Noor was charged with second-degree and third-degree murder, as well as second-degree manslaughter, in the death of Justine Ruszczyk in July 2017. A trial is scheduled in Minneapolis in April.
Noor’s defense team reportedly wanted to conduct its examination on Friday night because the moon was expected to be in the same phase as it was on the night Noor killed Ruszczyk.
Ruszczyk had called 911 to report a possible rape in the alley behind her Minneapolis home. Noor shot her when she approached the squad car’s driver side window, firing his weapon past his partner who was behind the wheel, according to prosecutors.
The defense team has argued that Noor could not get a fair trial in Minneapolis. They pointed to all the media attention to the case, as well as Hennepin County Attorney Mike Freeman’s comments against Noor that could taint prospective jurors.
Ruszczyk’s family, of course, has demanded accountability and answers in the tragedy. The fatal shooting of Ruszczyk, 40, prompted protests and reactions from her fiance, relatives, friends and even Valerie Castile, the mother of St. Paul, Minnesota police shooting victim Philando Castile.

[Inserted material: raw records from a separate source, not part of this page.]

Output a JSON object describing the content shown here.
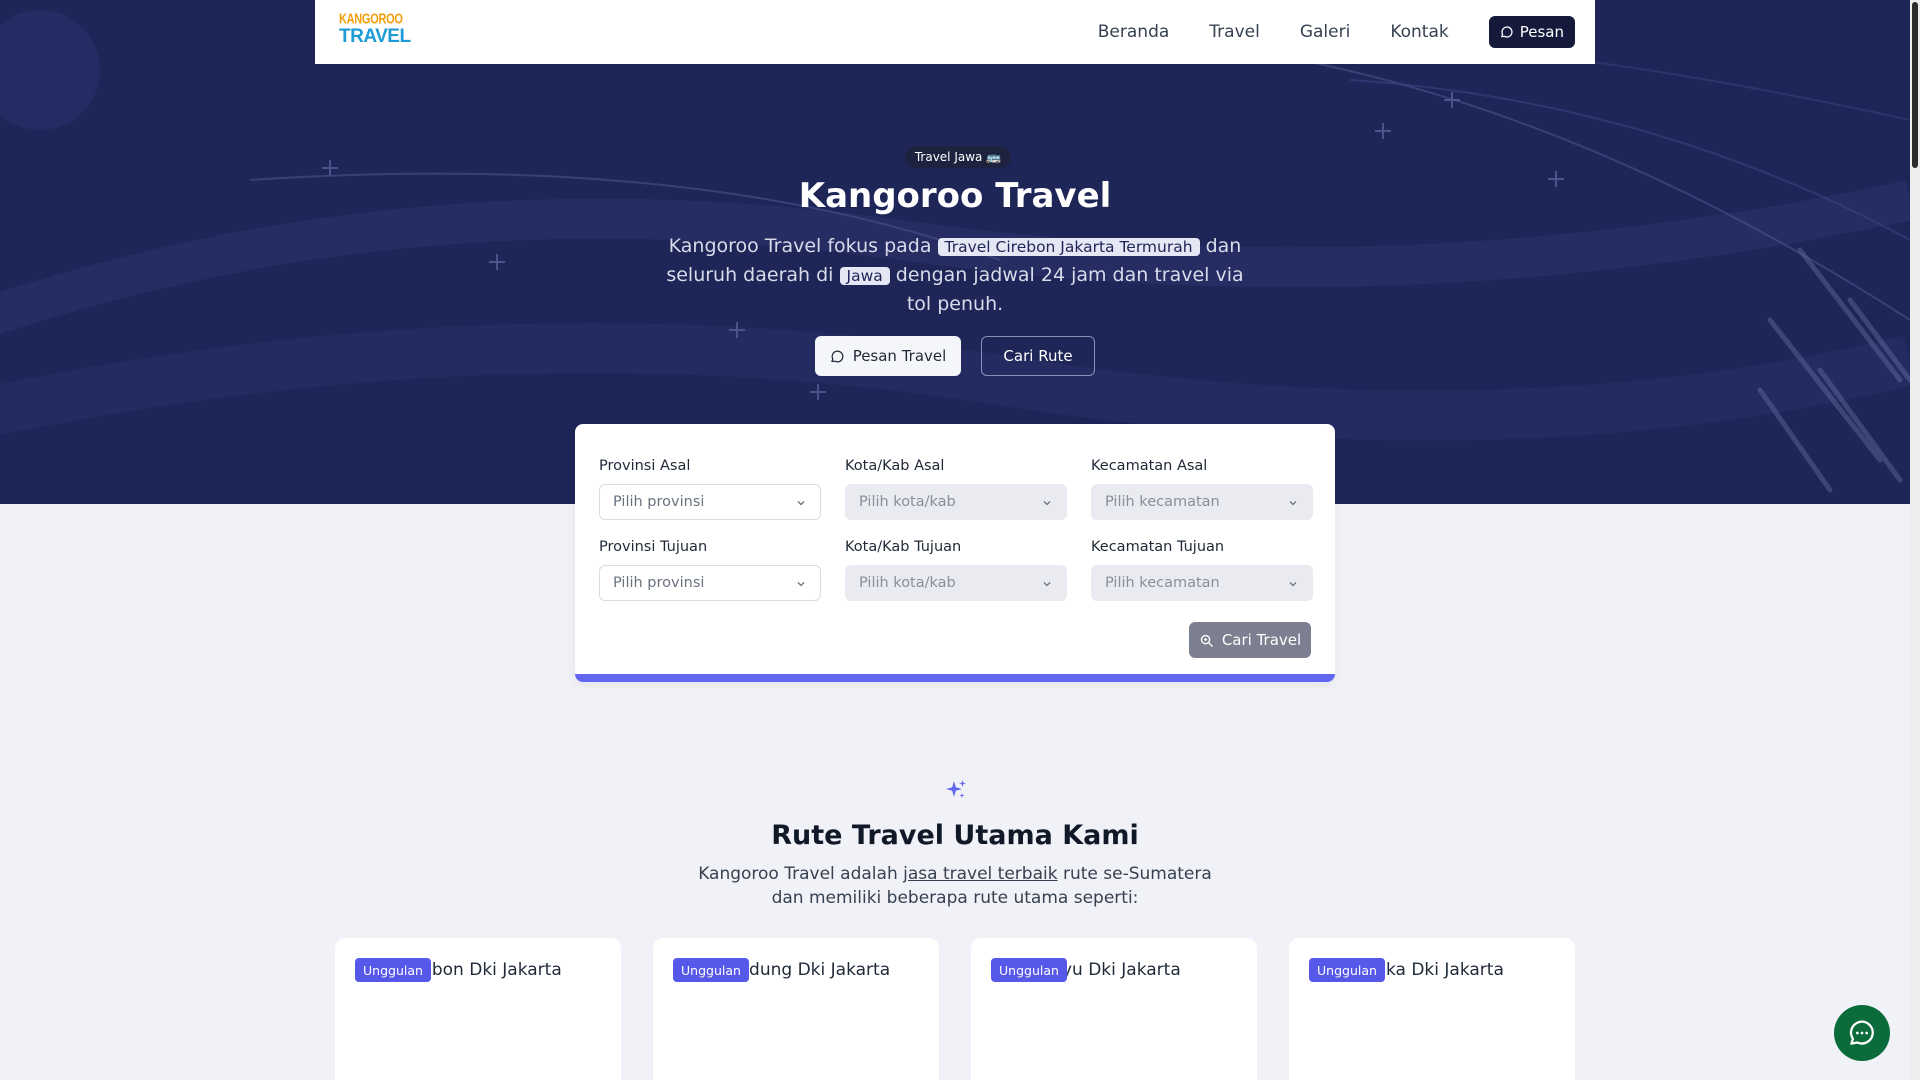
{
  "brand": {
    "logo_top": "KANGOROO",
    "logo_bottom": "TRAVEL"
  },
  "nav": {
    "items": [
      "Beranda",
      "Travel",
      "Galeri",
      "Kontak"
    ],
    "cta_label": "Pesan"
  },
  "hero": {
    "badge": "Travel Jawa 🚌",
    "title": "Kangoroo Travel",
    "desc_1": "Kangoroo Travel fokus pada",
    "desc_hl_1": "Travel Cirebon Jakarta Termurah",
    "desc_2": "dan seluruh daerah di",
    "desc_hl_2": "Jawa",
    "desc_3": "dengan jadwal 24 jam dan travel via tol penuh.",
    "btn_primary": "Pesan Travel",
    "btn_secondary": "Cari Rute"
  },
  "search": {
    "fields": [
      {
        "label": "Provinsi Asal",
        "placeholder": "Pilih provinsi",
        "disabled": false
      },
      {
        "label": "Kota/Kab Asal",
        "placeholder": "Pilih kota/kab",
        "disabled": true
      },
      {
        "label": "Kecamatan Asal",
        "placeholder": "Pilih kecamatan",
        "disabled": true
      },
      {
        "label": "Provinsi Tujuan",
        "placeholder": "Pilih provinsi",
        "disabled": false
      },
      {
        "label": "Kota/Kab Tujuan",
        "placeholder": "Pilih kota/kab",
        "disabled": true
      },
      {
        "label": "Kecamatan Tujuan",
        "placeholder": "Pilih kecamatan",
        "disabled": true
      }
    ],
    "submit_label": "Cari Travel"
  },
  "routes": {
    "title": "Rute Travel Utama Kami",
    "desc_1": "Kangoroo Travel adalah",
    "desc_link": "jasa travel terbaik",
    "desc_2": "rute se-Sumatera",
    "desc_3": "dan memiliki beberapa rute utama seperti:",
    "cards": [
      {
        "tag": "Unggulan",
        "title": "Kota Cirebon Dki Jakarta"
      },
      {
        "tag": "Unggulan",
        "title": "Kota Bandung Dki Jakarta"
      },
      {
        "tag": "Unggulan",
        "title": "Indramayu Dki Jakarta"
      },
      {
        "tag": "Unggulan",
        "title": "Majalengka Dki Jakarta"
      }
    ]
  },
  "colors": {
    "hero_bg": "#1e2557",
    "accent": "#6366f1",
    "whatsapp": "#0b6b3a",
    "nav_cta": "#151a3d"
  }
}
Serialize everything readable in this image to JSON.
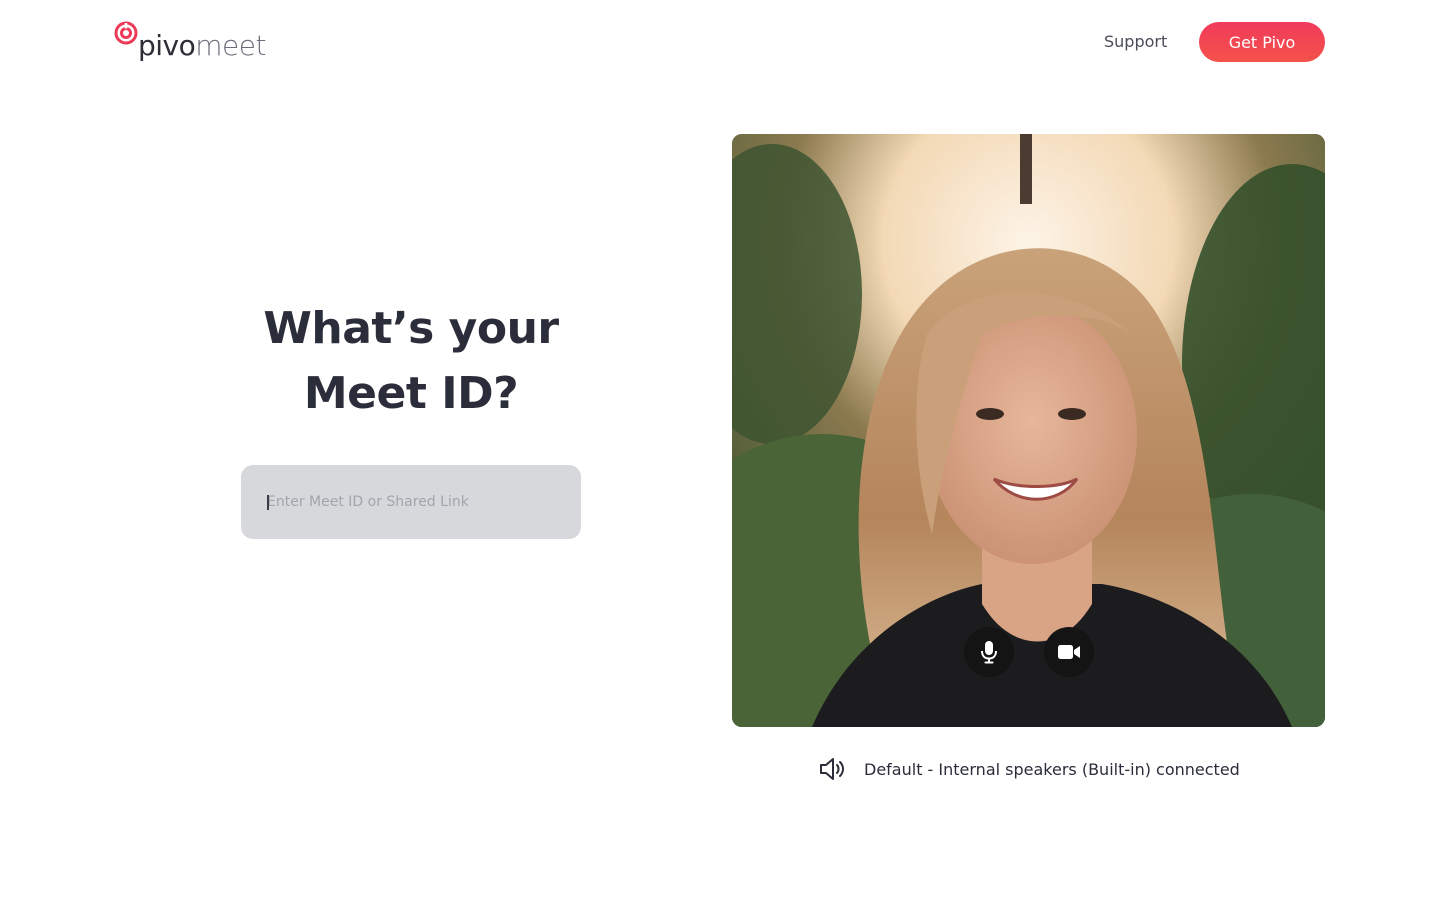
{
  "header": {
    "logo_pivo": "pivo",
    "logo_meet": "meet",
    "support_label": "Support",
    "cta_label": "Get Pivo"
  },
  "main": {
    "headline_line1": "What’s your",
    "headline_line2": "Meet ID?",
    "meet_input": {
      "placeholder": "Enter Meet ID or Shared Link",
      "value": ""
    }
  },
  "preview": {
    "mic_button_icon": "microphone-icon",
    "camera_button_icon": "video-camera-icon"
  },
  "audio_status": {
    "icon": "speaker-icon",
    "text": "Default - Internal speakers (Built-in) connected"
  },
  "colors": {
    "brand": "#f13a5c",
    "text_dark": "#2b2d3a",
    "input_bg": "#d7d8db"
  }
}
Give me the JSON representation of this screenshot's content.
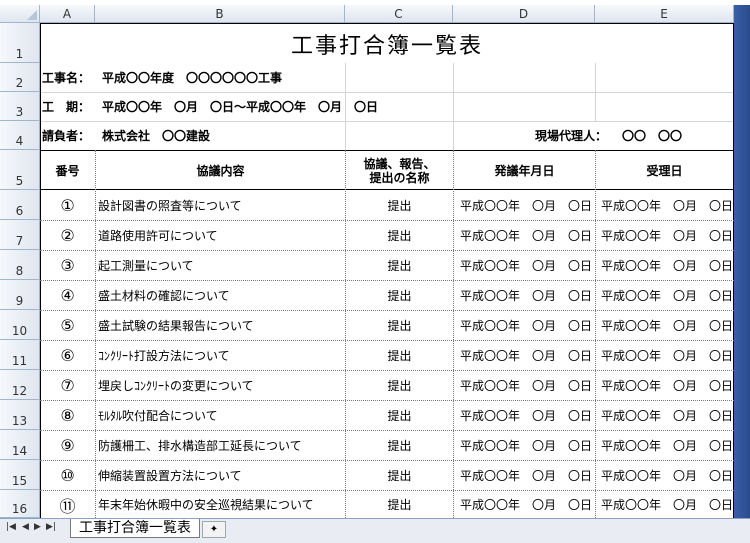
{
  "columns": [
    "A",
    "B",
    "C",
    "D",
    "E"
  ],
  "rows": [
    "1",
    "2",
    "3",
    "4",
    "5",
    "6",
    "7",
    "8",
    "9",
    "10",
    "11",
    "12",
    "13",
    "14",
    "15",
    "16"
  ],
  "title": "工事打合簿一覧表",
  "info": {
    "koji_label": "工事名：",
    "koji_value": "平成〇〇年度　〇〇〇〇〇〇工事",
    "kiki_label": "工　期：",
    "kiki_value": "平成〇〇年　〇月　〇日～平成〇〇年　〇月　〇日",
    "ukeoi_label": "請負者：",
    "ukeoi_value": "株式会社　〇〇建設",
    "dairi_label": "現場代理人：",
    "dairi_value": "〇〇　〇〇"
  },
  "table_headers": {
    "no": "番号",
    "content": "協議内容",
    "type_line1": "協議、報告、",
    "type_line2": "提出の名称",
    "proposed": "発議年月日",
    "received": "受理日"
  },
  "entries": [
    {
      "no": "①",
      "content": "設計図書の照査等について",
      "type": "提出",
      "proposed": "平成〇〇年　〇月　〇日",
      "received": "平成〇〇年　〇月　〇日"
    },
    {
      "no": "②",
      "content": "道路使用許可について",
      "type": "提出",
      "proposed": "平成〇〇年　〇月　〇日",
      "received": "平成〇〇年　〇月　〇日"
    },
    {
      "no": "③",
      "content": "起工測量について",
      "type": "提出",
      "proposed": "平成〇〇年　〇月　〇日",
      "received": "平成〇〇年　〇月　〇日"
    },
    {
      "no": "④",
      "content": "盛土材料の確認について",
      "type": "提出",
      "proposed": "平成〇〇年　〇月　〇日",
      "received": "平成〇〇年　〇月　〇日"
    },
    {
      "no": "⑤",
      "content": "盛土試験の結果報告について",
      "type": "提出",
      "proposed": "平成〇〇年　〇月　〇日",
      "received": "平成〇〇年　〇月　〇日"
    },
    {
      "no": "⑥",
      "content": "ｺﾝｸﾘｰﾄ打設方法について",
      "type": "提出",
      "proposed": "平成〇〇年　〇月　〇日",
      "received": "平成〇〇年　〇月　〇日"
    },
    {
      "no": "⑦",
      "content": "埋戻しｺﾝｸﾘｰﾄの変更について",
      "type": "提出",
      "proposed": "平成〇〇年　〇月　〇日",
      "received": "平成〇〇年　〇月　〇日"
    },
    {
      "no": "⑧",
      "content": "ﾓﾙﾀﾙ吹付配合について",
      "type": "提出",
      "proposed": "平成〇〇年　〇月　〇日",
      "received": "平成〇〇年　〇月　〇日"
    },
    {
      "no": "⑨",
      "content": "防護柵工、排水構造部工延長について",
      "type": "提出",
      "proposed": "平成〇〇年　〇月　〇日",
      "received": "平成〇〇年　〇月　〇日"
    },
    {
      "no": "⑩",
      "content": "伸縮装置設置方法について",
      "type": "提出",
      "proposed": "平成〇〇年　〇月　〇日",
      "received": "平成〇〇年　〇月　〇日"
    },
    {
      "no": "⑪",
      "content": "年末年始休暇中の安全巡視結果について",
      "type": "提出",
      "proposed": "平成〇〇年　〇月　〇日",
      "received": "平成〇〇年　〇月　〇日"
    }
  ],
  "sheet_tab": "工事打合簿一覧表",
  "colors": {
    "header_bg": "#dfe6ef",
    "grid_line": "#d4d4d4",
    "tab_bar": "#e9edf3",
    "right_edge": "#2a4b8c"
  }
}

Prosecutors have already argued that Noor had a “depraved mind” and released excerpts of Noor’s training and psychological records as what they said was proof of him being unfit to be an officer. It was unclear how much of that evidence the judge will allow the prosecutor to present during the upcoming trial.
In the court order allowing Noor’s legal team to examine the squad car, the judge permitted the team only to conduct the examination “at or near” the police precinct—not at the crime scene.
It’s unclear whether the court will grant Noor’s team a second chance to conduct its investigation.